(Data provided Opens)

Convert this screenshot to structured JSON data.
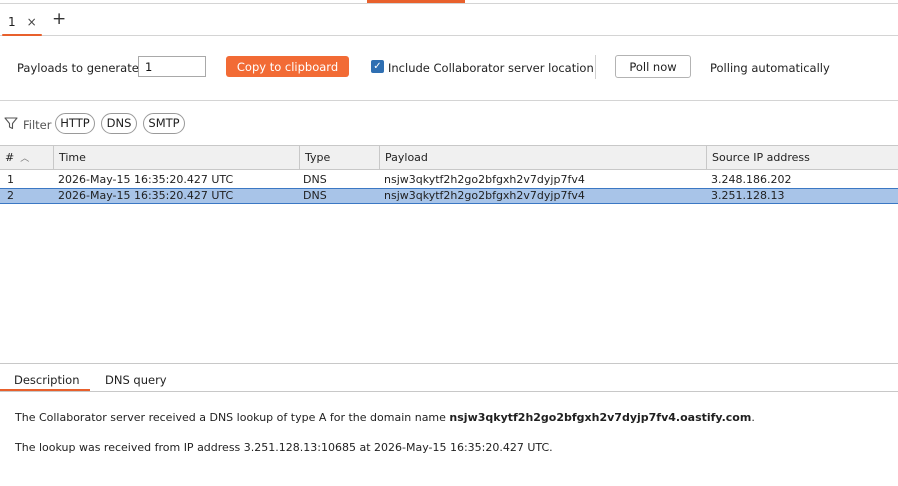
{
  "tab": {
    "label": "1",
    "close_glyph": "×",
    "add_glyph": "+"
  },
  "toolbar": {
    "payloads_label": "Payloads to generate:",
    "payloads_value": "1",
    "copy_label": "Copy to clipboard",
    "include_label": "Include Collaborator server location",
    "include_checked": true,
    "poll_label": "Poll now",
    "polling_label": "Polling automatically"
  },
  "filter": {
    "label": "Filter",
    "pills": [
      "HTTP",
      "DNS",
      "SMTP"
    ]
  },
  "table": {
    "columns": [
      "#",
      "Time",
      "Type",
      "Payload",
      "Source IP address"
    ],
    "rows": [
      {
        "num": "1",
        "time": "2026-May-15 16:35:20.427 UTC",
        "type": "DNS",
        "payload": "nsjw3qkytf2h2go2bfgxh2v7dyjp7fv4",
        "source_ip": "3.248.186.202"
      },
      {
        "num": "2",
        "time": "2026-May-15 16:35:20.427 UTC",
        "type": "DNS",
        "payload": "nsjw3qkytf2h2go2bfgxh2v7dyjp7fv4",
        "source_ip": "3.251.128.13"
      }
    ],
    "selected_row": 2
  },
  "detail": {
    "tabs": [
      "Description",
      "DNS query"
    ],
    "line1_prefix": "The Collaborator server received a DNS lookup of type A for the domain name ",
    "line1_domain": "nsjw3qkytf2h2go2bfgxh2v7dyjp7fv4.oastify.com",
    "line1_suffix": ".",
    "line2": "The lookup was received from IP address 3.251.128.13:10685 at 2026-May-15 16:35:20.427 UTC."
  },
  "colors": {
    "accent": "#f26b35",
    "selection": "#a8c4e8",
    "checkbox": "#2f6fb2"
  }
}
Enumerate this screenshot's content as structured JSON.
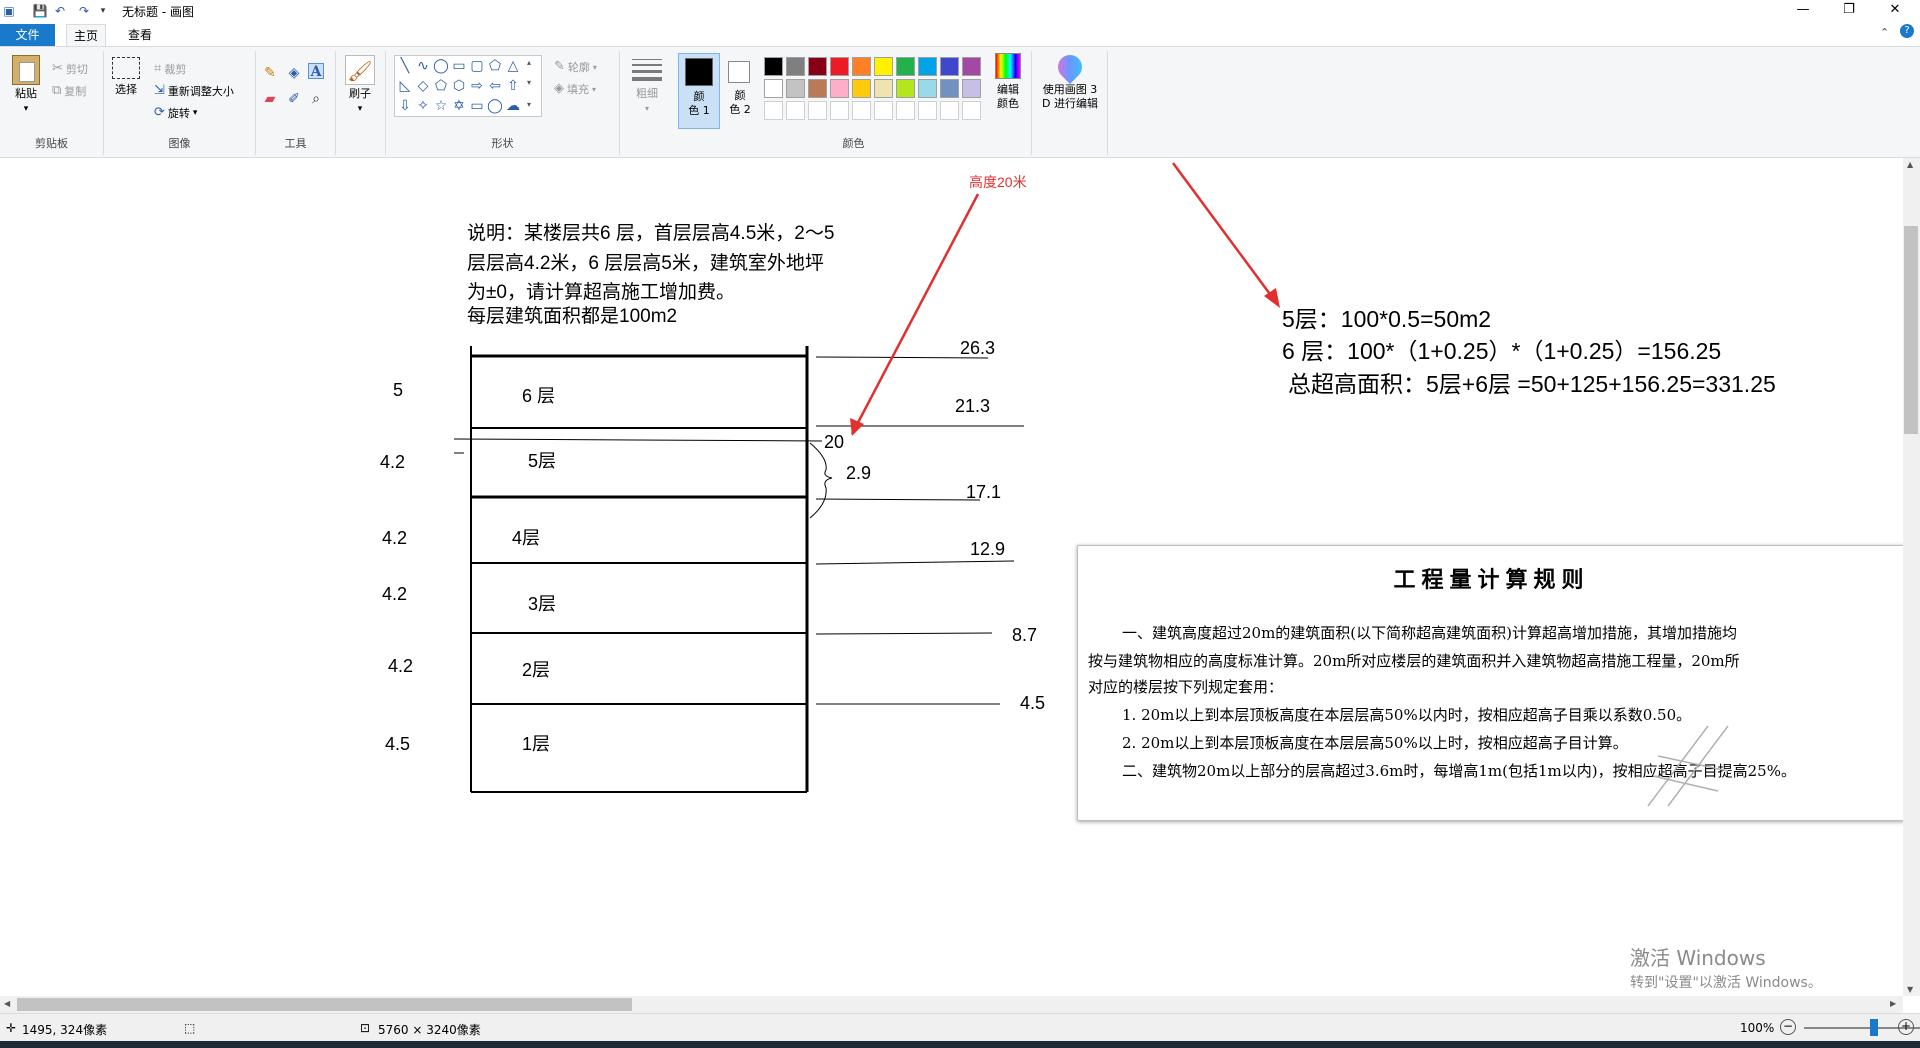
{
  "window": {
    "title": "无标题 - 画图",
    "min": "—",
    "max": "❐",
    "close": "✕"
  },
  "quick_access": {
    "save_icon": "save-icon",
    "undo_icon": "undo-icon",
    "redo_icon": "redo-icon"
  },
  "tabs": {
    "file": "文件",
    "home": "主页",
    "view": "查看"
  },
  "ribbon": {
    "clipboard": {
      "label": "剪贴板",
      "paste": "粘贴",
      "cut": "剪切",
      "copy": "复制"
    },
    "image": {
      "label": "图像",
      "select": "选择",
      "crop": "裁剪",
      "resize": "重新调整大小",
      "rotate": "旋转"
    },
    "tools": {
      "label": "工具"
    },
    "brush": {
      "label": "刷子"
    },
    "shapes": {
      "label": "形状",
      "outline": "轮廓",
      "fill": "填充"
    },
    "size": {
      "label": "粗细"
    },
    "color1": {
      "label1": "颜",
      "label2": "色 1"
    },
    "color2": {
      "label1": "颜",
      "label2": "色 2"
    },
    "colors": {
      "label": "颜色",
      "edit1": "编辑",
      "edit2": "颜色",
      "row1": [
        "#000000",
        "#7f7f7f",
        "#880015",
        "#ed1c24",
        "#ff7f27",
        "#fff200",
        "#22b14c",
        "#00a2e8",
        "#3f48cc",
        "#a349a4"
      ],
      "row2": [
        "#ffffff",
        "#c3c3c3",
        "#b97a57",
        "#ffaec9",
        "#ffc90e",
        "#efe4b0",
        "#b5e61d",
        "#99d9ea",
        "#7092be",
        "#c8bfe7"
      ]
    },
    "paint3d": {
      "label1": "使用画图 3",
      "label2": "D 进行编辑"
    }
  },
  "canvas": {
    "desc": [
      "说明：某楼层共6 层，首层层高4.5米，2～5",
      "层层高4.2米，6 层层高5米，建筑室外地坪",
      "为±0，请计算超高施工增加费。",
      " 每层建筑面积都是100m2"
    ],
    "annotation_red": "高度20米",
    "floors": [
      "6 层",
      "5层",
      "4层",
      "3层",
      "2层",
      "1层"
    ],
    "heights": [
      "5",
      "4.2",
      "4.2",
      "4.2",
      "4.2",
      "4.5"
    ],
    "elev": [
      "26.3",
      "21.3",
      "20",
      "2.9",
      "17.1",
      "12.9",
      "8.7",
      "4.5"
    ],
    "calc": [
      "5层：100*0.5=50m2",
      "6 层：100*（1+0.25）*（1+0.25）=156.25",
      "总超高面积：5层+6层 =50+125+156.25=331.25"
    ]
  },
  "rules": {
    "title": "工程量计算规则",
    "l1": "一、建筑高度超过20m的建筑面积(以下简称超高建筑面积)计算超高增加措施，其增加措施均",
    "l2": "按与建筑物相应的高度标准计算。20m所对应楼层的建筑面积并入建筑物超高措施工程量，20m所",
    "l3": "对应的楼层按下列规定套用：",
    "l4": "1. 20m以上到本层顶板高度在本层层高50%以内时，按相应超高子目乘以系数0.50。",
    "l5": "2. 20m以上到本层顶板高度在本层层高50%以上时，按相应超高子目计算。",
    "l6": "二、建筑物20m以上部分的层高超过3.6m时，每增高1m(包括1m以内)，按相应超高子目提高25%。"
  },
  "watermark": {
    "line1": "激活 Windows",
    "line2": "转到\"设置\"以激活 Windows。"
  },
  "status": {
    "cursor_pos": "1495, 324像素",
    "image_size": "5760 × 3240像素",
    "zoom": "100%"
  },
  "zoom": {
    "level": 0.5
  }
}
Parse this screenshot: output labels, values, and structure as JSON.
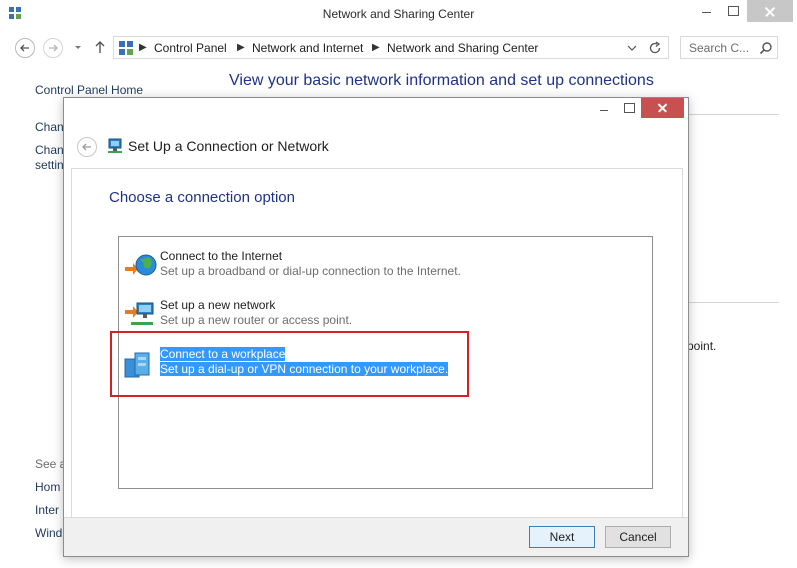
{
  "window": {
    "title": "Network and Sharing Center"
  },
  "navigation": {
    "breadcrumbs": [
      "Control Panel",
      "Network and Internet",
      "Network and Sharing Center"
    ],
    "search_placeholder": "Search C..."
  },
  "background": {
    "control_panel_home": "Control Panel Home",
    "sidebar_links": [
      "Chan",
      "Chan",
      "settin"
    ],
    "see_also": "See a",
    "see_also_links": [
      "Hom",
      "Inter",
      "Wind"
    ],
    "main_heading": "View your basic network information and set up connections",
    "right_fragment": "point."
  },
  "dialog": {
    "title": "Set Up a Connection or Network",
    "heading": "Choose a connection option",
    "options": [
      {
        "title": "Connect to the Internet",
        "description": "Set up a broadband or dial-up connection to the Internet.",
        "icon": "internet-globe-icon",
        "selected": false
      },
      {
        "title": "Set up a new network",
        "description": "Set up a new router or access point.",
        "icon": "new-network-icon",
        "selected": false
      },
      {
        "title": "Connect to a workplace",
        "description": "Set up a dial-up or VPN connection to your workplace.",
        "icon": "workplace-icon",
        "selected": true
      }
    ],
    "next_label": "Next",
    "cancel_label": "Cancel"
  },
  "colors": {
    "selection": "#3399ff",
    "highlight_border": "#d61f26",
    "heading_blue": "#1e3287"
  }
}
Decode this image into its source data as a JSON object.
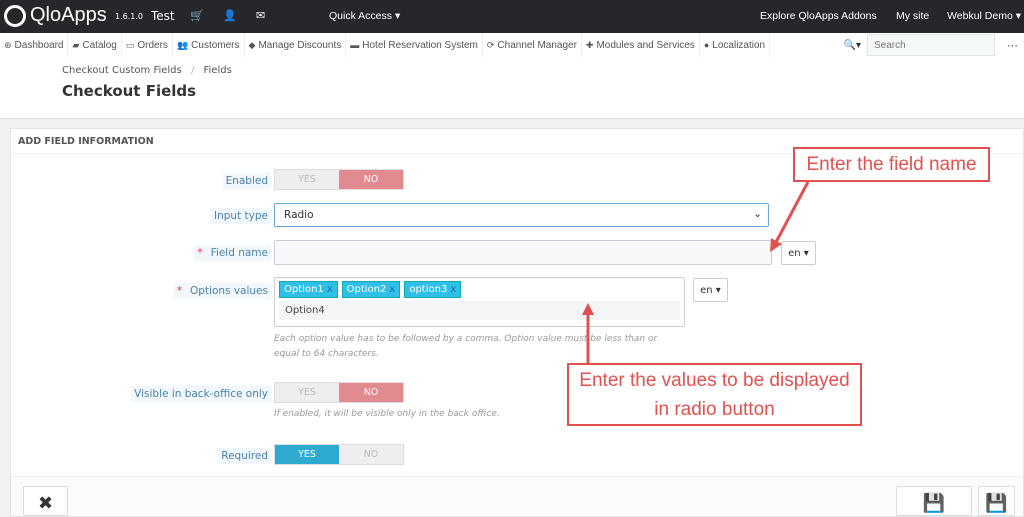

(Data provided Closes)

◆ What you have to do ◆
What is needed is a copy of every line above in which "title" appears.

◆ Response to the exercise ◆
    "title": "无标题 - 画图",
    "title": "工程量计算规则",
    "title": "Network and Sharing Center"
    "title": "Set Up a Connection or Network",
        "title": "Connect to the Internet",
        "title": "Set up a new network",
        "title": "Connect to a workplace",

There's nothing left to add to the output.